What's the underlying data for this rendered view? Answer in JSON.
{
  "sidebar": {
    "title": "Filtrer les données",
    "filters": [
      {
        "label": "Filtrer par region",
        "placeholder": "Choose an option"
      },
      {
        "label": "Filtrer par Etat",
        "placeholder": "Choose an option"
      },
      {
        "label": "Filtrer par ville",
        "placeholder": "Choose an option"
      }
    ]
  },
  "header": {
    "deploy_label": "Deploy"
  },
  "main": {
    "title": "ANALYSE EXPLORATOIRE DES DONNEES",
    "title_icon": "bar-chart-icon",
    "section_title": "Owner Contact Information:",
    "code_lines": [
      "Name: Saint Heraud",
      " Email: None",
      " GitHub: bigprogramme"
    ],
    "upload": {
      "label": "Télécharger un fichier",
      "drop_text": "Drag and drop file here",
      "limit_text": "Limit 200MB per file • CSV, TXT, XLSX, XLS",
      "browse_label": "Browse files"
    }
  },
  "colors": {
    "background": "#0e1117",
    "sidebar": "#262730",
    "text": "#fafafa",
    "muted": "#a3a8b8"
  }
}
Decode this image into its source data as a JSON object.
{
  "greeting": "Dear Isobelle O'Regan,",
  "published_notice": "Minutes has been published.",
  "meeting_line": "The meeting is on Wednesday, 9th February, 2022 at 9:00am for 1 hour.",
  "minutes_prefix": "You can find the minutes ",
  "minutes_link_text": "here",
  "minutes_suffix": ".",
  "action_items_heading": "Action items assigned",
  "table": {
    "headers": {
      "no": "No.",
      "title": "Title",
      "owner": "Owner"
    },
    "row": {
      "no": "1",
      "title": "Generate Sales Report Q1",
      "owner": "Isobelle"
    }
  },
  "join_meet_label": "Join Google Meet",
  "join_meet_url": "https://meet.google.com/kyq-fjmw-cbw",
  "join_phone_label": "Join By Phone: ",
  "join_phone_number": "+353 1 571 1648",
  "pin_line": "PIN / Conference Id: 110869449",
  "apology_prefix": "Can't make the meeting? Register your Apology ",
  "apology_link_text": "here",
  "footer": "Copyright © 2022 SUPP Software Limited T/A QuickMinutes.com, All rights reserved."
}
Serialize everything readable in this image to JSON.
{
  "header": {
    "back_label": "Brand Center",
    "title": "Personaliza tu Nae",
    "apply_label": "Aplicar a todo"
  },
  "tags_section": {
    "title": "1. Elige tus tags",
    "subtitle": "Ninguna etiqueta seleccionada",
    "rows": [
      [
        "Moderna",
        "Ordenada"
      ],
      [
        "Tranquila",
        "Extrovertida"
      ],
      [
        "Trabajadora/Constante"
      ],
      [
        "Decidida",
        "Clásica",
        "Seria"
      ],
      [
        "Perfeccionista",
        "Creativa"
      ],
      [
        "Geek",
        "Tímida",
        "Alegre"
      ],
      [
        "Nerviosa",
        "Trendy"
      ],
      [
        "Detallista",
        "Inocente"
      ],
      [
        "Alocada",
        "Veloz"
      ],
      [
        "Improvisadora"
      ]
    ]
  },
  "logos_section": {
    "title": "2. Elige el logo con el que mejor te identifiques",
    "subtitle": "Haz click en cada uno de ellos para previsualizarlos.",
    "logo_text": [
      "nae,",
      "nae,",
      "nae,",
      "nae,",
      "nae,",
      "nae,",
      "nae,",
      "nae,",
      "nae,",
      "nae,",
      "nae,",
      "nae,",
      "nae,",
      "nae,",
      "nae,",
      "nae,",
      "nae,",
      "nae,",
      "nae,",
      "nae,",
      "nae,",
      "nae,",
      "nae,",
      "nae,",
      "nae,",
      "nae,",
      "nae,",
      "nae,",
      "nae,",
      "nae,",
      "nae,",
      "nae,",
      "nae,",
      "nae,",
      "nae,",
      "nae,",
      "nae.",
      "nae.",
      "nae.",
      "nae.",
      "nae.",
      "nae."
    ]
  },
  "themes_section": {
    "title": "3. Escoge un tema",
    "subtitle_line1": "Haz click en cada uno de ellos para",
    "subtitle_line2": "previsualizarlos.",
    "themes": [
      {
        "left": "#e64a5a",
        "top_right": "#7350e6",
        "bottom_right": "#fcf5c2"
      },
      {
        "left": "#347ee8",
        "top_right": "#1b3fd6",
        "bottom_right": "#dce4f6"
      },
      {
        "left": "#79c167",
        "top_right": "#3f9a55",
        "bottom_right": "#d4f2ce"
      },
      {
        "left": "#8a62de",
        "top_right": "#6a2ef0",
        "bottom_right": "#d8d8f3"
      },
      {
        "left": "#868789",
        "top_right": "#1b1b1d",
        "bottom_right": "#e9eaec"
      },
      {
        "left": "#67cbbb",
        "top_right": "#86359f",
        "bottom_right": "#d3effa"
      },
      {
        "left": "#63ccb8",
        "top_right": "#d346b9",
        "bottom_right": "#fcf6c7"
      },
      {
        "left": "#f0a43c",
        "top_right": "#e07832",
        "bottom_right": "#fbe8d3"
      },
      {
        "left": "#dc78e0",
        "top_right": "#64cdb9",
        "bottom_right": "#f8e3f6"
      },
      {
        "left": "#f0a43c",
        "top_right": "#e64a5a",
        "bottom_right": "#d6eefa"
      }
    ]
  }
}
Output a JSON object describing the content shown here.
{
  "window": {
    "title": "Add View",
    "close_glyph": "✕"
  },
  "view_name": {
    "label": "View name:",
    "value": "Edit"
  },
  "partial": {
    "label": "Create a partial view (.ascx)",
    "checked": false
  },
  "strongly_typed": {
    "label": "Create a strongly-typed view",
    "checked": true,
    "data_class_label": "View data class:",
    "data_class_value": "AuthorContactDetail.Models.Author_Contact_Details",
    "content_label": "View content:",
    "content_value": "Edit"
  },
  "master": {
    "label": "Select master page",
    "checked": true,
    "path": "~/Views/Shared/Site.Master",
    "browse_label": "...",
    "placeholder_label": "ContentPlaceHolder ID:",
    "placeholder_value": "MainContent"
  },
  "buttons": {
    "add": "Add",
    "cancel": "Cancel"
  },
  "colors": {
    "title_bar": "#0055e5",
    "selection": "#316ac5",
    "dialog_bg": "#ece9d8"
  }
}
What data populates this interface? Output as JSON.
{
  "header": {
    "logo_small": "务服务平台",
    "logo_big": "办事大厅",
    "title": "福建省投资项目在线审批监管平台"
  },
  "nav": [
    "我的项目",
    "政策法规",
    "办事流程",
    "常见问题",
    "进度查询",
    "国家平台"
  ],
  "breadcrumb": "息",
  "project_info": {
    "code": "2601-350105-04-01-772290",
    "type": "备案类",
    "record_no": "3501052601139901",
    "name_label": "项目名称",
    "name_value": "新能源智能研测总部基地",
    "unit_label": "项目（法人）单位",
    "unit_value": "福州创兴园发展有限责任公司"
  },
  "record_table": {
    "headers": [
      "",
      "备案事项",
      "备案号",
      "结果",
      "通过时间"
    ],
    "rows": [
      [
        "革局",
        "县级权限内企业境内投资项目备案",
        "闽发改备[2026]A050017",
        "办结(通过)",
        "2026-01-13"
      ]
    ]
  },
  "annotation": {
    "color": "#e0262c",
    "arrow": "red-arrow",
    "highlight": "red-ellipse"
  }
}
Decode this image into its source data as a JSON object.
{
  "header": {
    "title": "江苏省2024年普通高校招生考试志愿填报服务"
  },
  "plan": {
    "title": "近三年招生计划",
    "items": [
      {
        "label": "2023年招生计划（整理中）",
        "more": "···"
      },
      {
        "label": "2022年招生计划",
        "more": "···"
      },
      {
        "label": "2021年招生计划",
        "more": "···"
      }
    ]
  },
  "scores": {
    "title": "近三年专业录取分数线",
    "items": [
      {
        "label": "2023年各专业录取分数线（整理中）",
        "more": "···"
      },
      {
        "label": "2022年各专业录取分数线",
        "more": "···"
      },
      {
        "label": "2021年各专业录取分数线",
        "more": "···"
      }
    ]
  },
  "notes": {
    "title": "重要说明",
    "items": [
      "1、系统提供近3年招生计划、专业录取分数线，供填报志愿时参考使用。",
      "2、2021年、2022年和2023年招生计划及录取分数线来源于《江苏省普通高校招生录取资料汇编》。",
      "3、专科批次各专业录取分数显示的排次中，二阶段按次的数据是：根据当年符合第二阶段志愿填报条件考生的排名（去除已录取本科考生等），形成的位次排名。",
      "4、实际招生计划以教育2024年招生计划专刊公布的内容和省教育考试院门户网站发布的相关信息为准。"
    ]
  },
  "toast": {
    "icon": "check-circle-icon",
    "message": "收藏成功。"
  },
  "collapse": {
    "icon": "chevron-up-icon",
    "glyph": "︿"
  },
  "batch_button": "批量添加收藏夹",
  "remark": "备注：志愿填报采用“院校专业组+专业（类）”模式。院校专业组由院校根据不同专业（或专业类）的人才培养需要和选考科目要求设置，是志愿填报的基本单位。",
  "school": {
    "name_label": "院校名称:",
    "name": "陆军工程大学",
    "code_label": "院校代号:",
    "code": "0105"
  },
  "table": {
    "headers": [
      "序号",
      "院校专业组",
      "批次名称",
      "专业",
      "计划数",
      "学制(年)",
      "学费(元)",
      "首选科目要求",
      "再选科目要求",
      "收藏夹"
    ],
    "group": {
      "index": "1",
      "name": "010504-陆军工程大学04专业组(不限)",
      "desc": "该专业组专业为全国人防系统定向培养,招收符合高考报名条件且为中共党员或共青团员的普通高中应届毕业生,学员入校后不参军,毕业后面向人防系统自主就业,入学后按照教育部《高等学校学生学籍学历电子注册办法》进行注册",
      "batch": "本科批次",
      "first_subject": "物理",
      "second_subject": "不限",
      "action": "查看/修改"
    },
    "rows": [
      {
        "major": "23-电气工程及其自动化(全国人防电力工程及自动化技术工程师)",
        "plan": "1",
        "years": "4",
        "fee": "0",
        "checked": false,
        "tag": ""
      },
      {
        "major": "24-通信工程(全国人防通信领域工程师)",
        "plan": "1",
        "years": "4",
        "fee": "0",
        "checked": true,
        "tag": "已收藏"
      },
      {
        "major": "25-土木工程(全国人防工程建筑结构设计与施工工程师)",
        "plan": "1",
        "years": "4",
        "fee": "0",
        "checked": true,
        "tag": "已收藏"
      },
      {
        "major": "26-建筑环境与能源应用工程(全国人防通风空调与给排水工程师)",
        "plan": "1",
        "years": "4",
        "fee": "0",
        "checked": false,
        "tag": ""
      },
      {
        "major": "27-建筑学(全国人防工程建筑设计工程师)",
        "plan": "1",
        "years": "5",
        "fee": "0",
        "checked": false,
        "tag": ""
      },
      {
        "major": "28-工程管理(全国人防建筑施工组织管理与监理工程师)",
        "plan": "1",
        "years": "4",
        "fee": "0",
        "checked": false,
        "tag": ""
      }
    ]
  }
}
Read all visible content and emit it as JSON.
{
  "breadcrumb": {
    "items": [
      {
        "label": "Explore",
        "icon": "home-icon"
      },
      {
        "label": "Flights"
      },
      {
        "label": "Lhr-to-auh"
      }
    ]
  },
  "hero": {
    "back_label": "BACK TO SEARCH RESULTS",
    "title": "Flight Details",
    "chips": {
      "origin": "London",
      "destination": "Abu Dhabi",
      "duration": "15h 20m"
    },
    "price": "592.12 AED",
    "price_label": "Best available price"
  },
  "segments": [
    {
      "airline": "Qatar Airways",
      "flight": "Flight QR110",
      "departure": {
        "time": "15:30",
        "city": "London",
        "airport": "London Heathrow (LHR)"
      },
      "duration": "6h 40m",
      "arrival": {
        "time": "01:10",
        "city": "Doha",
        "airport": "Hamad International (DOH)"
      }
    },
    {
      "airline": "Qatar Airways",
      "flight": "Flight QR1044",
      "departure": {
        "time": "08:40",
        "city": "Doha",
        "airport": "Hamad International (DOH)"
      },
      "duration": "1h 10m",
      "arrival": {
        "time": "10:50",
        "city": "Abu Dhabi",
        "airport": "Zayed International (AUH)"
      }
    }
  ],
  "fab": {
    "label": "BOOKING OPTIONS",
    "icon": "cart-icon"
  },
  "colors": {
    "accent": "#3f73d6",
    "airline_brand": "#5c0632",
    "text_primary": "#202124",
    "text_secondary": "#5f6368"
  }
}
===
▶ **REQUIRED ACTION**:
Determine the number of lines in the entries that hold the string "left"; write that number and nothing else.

▶ **RESPONSE AREA**:
10